With a big layoff at WorldCom’s Colorado Springs location, the latest blow to the region’s sagging economy, still optimistic area economists predict things will improve in the third or fourth quarter, and no later than early next year.
Exact numbers are unavailable, but WorldCom reportedly slashed hundreds of jobs in Colorado Springs Friday. Just last week, U.S. Secretary of Defense announced the U.S. Space Command would move to Offutt Air Force Base in Omaha, taking with it another 300 jobs. Last year over 3,700 high-tech jobs evaporated.
That is obviously bad news for the economy, with unemployment already above 5.5 percent. Still, area economists are optimistic the situation will get better later this year or early next year.
WorldCom stock plunged 90 percent to 6 cents a share in early trading Monday after a three-day halt following its disclosure of accounting irregularities totaling almost $4 billion. More than 250 million shares changed hands in frenzied trading in the first 15 minutes Monday.
A local WorldCom worker who asked to remain anonymous, said even those who kept their jobs expect more cuts in Colorado Springs. In the past six months, Colorado Springs has had a net loss in employment.
Salt Lake City-based “economic futurist” Jeff Thredgold, of Thredgold Economic Associates, said, “Obviously things are going to be in a state of flux (at local WorldCom offices) until people find where they fall in relation to the pecking order.”
“There is going to be a lot of anxiety and limited spending,” Thredgold said of those remaining local WorldCom employees.
Fallout from already announced job losses will not be entirely known until later when secondary jobs start ending. Economists estimate that for every high paying job, up to two “secondary” jobs exist. That means for every high-paying position lost, up to two lower-paying jobs are in danger.

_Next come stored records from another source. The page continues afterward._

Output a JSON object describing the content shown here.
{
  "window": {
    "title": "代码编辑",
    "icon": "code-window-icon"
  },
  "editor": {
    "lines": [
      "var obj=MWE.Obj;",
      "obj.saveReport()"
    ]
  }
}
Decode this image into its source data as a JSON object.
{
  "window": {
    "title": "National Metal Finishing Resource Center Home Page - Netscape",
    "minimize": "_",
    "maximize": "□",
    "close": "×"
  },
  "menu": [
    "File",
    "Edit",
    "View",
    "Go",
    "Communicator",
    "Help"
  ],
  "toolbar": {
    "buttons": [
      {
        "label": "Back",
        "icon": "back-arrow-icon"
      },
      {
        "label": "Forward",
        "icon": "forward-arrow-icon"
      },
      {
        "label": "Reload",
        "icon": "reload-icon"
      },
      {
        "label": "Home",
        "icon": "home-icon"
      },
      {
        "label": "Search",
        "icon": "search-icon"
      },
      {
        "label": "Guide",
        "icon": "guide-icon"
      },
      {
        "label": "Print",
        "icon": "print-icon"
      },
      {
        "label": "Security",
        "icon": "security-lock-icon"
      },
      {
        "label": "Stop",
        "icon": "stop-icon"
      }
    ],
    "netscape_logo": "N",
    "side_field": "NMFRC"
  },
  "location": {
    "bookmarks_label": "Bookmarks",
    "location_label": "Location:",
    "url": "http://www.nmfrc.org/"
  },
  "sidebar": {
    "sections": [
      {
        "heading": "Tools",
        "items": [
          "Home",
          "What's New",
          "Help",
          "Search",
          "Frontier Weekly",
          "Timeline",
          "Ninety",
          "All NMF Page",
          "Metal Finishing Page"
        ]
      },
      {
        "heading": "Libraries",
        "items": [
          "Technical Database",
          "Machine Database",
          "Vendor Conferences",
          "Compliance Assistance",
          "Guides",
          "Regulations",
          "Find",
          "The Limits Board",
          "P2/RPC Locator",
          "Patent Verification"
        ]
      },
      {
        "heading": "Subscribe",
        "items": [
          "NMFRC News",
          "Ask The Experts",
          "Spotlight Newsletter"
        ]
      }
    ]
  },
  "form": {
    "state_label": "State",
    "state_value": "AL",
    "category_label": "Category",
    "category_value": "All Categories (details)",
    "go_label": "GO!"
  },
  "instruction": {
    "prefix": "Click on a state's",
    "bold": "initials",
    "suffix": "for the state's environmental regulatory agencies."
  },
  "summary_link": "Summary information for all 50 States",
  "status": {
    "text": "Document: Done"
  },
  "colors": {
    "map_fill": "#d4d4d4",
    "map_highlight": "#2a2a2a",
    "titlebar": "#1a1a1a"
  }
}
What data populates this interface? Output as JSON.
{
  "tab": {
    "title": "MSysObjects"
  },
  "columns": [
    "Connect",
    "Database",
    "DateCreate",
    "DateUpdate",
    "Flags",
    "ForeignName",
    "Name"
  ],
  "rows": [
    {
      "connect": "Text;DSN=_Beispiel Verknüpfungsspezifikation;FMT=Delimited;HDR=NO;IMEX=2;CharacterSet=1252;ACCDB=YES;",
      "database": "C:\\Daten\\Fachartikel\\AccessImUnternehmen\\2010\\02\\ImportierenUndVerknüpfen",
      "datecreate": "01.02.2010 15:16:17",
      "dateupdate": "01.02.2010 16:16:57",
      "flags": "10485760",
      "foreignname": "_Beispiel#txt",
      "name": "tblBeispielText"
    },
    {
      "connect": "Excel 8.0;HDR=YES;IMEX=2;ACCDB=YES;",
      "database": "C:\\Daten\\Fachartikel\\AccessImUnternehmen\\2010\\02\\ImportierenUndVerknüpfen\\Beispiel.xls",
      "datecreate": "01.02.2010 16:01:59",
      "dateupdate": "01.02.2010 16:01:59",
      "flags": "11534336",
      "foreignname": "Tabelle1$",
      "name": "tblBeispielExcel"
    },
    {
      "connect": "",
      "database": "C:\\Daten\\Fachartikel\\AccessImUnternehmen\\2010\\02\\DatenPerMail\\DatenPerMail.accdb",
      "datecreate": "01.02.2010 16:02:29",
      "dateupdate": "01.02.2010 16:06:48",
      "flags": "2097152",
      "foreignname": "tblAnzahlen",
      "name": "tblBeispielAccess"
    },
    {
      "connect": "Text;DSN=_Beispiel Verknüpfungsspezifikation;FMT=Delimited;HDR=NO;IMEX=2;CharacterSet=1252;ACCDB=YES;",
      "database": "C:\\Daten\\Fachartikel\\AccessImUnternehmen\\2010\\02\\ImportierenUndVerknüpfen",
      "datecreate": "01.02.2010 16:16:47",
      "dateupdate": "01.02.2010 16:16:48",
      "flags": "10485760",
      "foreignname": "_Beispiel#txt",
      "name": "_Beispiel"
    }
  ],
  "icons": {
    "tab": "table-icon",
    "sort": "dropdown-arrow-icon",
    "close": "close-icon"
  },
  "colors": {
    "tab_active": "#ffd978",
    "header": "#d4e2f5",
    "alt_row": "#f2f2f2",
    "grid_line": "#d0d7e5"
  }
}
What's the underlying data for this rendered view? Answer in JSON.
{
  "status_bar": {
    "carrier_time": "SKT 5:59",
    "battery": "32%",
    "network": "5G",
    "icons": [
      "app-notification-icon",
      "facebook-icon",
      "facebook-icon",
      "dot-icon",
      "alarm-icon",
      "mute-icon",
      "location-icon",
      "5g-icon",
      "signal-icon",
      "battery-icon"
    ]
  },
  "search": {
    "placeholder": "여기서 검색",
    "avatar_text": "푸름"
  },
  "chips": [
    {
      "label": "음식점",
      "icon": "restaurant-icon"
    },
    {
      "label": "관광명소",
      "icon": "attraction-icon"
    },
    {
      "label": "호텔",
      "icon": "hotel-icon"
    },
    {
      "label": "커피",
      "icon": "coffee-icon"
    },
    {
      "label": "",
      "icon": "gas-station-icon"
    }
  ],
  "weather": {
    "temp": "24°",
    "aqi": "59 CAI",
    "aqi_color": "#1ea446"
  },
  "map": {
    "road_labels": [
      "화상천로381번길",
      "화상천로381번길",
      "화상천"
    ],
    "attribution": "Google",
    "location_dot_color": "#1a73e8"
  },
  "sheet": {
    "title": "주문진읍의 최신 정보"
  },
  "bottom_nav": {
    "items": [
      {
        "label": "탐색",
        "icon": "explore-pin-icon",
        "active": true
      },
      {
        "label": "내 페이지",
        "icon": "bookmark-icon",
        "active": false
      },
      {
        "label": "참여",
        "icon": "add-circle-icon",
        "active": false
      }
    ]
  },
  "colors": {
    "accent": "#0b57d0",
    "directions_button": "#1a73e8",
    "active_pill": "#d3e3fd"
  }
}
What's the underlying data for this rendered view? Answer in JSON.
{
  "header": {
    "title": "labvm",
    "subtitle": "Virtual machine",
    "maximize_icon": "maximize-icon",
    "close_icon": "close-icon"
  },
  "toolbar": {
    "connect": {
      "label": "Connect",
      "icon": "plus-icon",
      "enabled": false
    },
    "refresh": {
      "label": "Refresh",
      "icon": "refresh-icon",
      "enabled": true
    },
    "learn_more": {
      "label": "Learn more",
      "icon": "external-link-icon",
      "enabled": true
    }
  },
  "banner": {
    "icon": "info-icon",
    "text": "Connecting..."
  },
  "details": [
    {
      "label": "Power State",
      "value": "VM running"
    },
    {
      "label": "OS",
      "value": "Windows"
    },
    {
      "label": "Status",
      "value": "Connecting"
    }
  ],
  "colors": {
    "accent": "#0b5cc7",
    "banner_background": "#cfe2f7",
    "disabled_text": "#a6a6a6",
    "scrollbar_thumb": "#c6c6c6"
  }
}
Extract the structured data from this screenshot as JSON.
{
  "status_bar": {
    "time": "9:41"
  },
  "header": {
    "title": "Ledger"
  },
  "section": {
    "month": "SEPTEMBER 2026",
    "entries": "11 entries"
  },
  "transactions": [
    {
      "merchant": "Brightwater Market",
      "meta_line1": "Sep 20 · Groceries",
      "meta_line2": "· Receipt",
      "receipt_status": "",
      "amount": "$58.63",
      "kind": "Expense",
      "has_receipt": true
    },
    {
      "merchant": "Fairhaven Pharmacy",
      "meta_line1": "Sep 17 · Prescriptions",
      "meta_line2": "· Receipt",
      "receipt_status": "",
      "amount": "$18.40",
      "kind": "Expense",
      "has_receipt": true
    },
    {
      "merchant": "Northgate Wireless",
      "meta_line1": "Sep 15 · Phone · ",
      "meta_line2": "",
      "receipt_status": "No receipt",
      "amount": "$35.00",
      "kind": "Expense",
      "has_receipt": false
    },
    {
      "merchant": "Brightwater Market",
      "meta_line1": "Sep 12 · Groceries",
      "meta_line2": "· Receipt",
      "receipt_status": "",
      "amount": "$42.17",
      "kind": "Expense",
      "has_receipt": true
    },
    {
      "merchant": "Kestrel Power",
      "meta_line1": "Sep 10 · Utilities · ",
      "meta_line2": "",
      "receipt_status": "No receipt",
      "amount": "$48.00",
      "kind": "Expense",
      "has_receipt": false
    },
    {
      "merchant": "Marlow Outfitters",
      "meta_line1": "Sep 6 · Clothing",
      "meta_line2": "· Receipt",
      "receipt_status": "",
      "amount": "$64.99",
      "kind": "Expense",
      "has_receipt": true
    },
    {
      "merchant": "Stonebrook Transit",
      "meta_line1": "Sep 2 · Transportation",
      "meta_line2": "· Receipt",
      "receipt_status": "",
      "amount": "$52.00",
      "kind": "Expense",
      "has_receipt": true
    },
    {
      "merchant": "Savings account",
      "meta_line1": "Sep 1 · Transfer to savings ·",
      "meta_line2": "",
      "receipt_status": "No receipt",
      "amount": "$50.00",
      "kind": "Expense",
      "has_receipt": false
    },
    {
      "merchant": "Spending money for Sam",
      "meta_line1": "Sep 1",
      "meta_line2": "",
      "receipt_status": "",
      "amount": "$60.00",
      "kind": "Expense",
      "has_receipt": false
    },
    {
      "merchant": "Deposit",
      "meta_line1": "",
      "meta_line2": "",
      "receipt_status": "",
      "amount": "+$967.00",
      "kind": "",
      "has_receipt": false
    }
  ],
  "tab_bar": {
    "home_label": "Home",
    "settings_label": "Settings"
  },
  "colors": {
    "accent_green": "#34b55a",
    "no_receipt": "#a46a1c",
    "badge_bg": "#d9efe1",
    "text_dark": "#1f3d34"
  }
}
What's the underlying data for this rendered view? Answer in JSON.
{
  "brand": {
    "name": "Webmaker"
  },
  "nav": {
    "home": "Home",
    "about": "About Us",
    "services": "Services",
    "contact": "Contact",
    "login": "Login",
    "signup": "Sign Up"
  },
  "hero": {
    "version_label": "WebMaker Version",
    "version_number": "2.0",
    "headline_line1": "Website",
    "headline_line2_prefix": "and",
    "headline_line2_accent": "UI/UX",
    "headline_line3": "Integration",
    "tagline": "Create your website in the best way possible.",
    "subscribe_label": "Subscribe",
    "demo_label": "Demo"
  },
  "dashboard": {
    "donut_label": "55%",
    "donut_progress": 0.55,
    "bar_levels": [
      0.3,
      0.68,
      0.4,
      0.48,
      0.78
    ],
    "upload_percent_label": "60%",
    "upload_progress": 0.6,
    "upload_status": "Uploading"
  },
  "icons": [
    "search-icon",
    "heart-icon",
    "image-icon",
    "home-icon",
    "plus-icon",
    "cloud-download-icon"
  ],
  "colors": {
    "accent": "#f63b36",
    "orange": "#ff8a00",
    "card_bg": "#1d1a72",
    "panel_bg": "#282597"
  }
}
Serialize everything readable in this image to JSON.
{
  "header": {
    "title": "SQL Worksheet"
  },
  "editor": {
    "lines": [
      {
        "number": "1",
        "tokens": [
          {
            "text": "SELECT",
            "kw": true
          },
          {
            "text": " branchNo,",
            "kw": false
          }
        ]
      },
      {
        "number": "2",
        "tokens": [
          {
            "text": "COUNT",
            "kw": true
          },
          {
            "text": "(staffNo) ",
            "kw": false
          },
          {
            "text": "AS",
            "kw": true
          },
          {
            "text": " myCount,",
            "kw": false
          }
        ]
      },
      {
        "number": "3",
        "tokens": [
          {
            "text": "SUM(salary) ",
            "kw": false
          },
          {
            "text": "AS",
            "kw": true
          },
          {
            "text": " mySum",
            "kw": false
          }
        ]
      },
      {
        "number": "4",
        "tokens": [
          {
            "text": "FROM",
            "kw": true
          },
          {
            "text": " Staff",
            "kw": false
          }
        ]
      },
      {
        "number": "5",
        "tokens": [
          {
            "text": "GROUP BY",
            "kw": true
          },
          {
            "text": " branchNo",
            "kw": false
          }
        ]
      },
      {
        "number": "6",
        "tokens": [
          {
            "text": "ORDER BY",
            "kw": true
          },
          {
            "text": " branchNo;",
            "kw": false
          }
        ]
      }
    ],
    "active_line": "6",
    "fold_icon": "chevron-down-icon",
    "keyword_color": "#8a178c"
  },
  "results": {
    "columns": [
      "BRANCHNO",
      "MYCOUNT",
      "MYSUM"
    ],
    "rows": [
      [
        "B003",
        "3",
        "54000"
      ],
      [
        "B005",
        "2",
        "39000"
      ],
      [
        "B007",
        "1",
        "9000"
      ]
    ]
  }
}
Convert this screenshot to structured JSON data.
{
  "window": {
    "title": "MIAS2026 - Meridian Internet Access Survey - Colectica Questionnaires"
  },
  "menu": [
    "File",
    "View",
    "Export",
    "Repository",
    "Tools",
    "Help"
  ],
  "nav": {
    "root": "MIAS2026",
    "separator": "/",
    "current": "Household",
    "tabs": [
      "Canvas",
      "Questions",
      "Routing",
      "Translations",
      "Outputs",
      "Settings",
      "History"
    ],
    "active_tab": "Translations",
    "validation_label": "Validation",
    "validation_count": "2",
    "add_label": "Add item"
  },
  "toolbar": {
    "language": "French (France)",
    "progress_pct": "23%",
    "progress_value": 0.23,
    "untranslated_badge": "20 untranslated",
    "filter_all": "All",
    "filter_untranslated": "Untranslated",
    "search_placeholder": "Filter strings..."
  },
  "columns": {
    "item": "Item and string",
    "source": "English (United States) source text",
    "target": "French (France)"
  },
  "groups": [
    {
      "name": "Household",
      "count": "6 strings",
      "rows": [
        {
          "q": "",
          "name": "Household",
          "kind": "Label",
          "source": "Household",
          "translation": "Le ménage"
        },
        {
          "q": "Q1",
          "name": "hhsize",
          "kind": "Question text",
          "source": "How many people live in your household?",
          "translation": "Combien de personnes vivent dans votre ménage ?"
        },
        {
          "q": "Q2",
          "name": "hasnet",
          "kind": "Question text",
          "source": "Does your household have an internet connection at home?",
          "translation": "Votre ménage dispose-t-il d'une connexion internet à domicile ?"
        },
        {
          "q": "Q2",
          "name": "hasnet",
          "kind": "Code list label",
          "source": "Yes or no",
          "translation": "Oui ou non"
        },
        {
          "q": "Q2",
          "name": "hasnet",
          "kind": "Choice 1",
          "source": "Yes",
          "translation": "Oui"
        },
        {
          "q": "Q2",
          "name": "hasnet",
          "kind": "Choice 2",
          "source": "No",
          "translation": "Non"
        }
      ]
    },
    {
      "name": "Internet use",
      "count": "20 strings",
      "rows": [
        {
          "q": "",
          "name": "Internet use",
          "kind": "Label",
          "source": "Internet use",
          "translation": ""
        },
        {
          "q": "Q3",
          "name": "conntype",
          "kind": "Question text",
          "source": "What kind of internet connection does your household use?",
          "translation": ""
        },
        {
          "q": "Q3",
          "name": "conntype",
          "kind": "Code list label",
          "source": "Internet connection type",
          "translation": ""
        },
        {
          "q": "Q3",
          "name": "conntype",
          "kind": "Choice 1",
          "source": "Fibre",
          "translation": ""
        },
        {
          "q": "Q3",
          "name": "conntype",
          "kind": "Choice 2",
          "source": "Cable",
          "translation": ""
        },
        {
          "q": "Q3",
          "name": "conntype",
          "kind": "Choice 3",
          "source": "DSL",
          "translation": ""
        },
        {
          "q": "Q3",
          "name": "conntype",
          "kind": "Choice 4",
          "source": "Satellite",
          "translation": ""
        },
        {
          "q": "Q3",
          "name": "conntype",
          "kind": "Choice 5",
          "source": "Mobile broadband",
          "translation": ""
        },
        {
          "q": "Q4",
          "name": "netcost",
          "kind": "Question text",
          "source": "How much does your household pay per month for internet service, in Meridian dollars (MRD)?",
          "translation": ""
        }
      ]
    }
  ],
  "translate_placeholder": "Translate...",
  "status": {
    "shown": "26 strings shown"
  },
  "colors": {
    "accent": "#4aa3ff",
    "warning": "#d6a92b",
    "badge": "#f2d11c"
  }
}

Area retailers said sales were already sagging because of wildfires in Colorado. The Broadmoor Hotel reported hundreds of cancellations, and other attractions reported declining numbers as well.
Operators of the Royal Gorge Bridge report a 38 percent drop in attendance.